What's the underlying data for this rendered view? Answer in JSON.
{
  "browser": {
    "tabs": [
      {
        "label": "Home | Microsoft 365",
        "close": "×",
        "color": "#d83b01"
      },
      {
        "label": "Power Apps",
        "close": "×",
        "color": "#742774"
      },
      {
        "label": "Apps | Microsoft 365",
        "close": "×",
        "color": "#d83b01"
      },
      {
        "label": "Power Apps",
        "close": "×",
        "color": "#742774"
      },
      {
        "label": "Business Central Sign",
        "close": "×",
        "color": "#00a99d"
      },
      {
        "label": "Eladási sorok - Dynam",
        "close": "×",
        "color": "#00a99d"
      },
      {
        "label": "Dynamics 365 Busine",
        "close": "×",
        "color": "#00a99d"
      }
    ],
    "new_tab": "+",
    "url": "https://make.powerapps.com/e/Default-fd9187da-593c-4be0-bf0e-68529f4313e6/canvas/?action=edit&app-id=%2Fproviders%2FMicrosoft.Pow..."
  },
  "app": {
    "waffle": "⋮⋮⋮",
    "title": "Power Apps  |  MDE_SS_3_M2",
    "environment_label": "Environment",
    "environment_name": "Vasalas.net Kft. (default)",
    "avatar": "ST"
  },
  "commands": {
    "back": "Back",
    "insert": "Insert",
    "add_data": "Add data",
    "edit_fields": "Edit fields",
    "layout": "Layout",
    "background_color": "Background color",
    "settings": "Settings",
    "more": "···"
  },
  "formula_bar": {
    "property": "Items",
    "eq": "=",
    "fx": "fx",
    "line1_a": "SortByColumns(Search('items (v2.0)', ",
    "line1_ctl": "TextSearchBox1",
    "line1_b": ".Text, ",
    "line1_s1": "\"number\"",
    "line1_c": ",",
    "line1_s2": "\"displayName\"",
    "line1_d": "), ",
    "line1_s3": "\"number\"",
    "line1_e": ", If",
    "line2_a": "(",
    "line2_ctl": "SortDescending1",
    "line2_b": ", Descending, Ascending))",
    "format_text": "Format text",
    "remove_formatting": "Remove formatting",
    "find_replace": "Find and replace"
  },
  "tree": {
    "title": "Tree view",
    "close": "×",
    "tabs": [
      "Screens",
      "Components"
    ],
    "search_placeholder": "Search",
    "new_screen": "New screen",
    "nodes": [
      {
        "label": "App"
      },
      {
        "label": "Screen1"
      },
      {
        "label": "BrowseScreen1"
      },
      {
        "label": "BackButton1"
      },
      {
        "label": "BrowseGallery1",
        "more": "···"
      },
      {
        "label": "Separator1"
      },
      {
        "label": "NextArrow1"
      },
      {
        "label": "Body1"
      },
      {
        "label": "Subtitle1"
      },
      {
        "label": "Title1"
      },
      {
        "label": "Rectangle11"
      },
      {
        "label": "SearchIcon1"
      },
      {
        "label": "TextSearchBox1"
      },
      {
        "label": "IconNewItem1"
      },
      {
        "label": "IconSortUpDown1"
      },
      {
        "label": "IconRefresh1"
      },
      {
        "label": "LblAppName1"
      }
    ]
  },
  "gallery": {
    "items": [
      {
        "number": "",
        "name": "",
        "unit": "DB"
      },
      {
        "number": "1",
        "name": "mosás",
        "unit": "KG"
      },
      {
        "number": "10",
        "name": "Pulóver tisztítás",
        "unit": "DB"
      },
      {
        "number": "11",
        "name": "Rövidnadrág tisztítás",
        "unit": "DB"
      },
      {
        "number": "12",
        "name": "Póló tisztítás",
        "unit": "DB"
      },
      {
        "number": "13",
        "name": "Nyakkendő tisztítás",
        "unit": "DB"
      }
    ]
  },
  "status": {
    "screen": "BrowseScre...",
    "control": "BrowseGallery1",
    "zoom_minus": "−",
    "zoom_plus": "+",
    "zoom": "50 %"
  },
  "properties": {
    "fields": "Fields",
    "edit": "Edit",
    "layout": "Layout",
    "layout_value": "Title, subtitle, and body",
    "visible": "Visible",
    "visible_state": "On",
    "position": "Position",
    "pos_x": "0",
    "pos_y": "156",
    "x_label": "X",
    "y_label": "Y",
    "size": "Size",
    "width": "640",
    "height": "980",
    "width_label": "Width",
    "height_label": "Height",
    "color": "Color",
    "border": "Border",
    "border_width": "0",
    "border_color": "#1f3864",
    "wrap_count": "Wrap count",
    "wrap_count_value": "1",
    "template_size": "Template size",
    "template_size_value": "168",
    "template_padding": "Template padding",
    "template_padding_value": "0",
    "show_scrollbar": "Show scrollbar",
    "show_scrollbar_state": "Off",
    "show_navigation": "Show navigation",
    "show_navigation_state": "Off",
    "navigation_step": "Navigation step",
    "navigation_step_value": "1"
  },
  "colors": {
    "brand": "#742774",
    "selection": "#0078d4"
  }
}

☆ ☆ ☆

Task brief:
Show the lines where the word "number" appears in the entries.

Answer:
    "line1_s1": "\"number\"",
    "line1_s3": "\"number\"",
        "number": "",
        "number": "1",
        "number": "10",
        "number": "11",
        "number": "12",
        "number": "13",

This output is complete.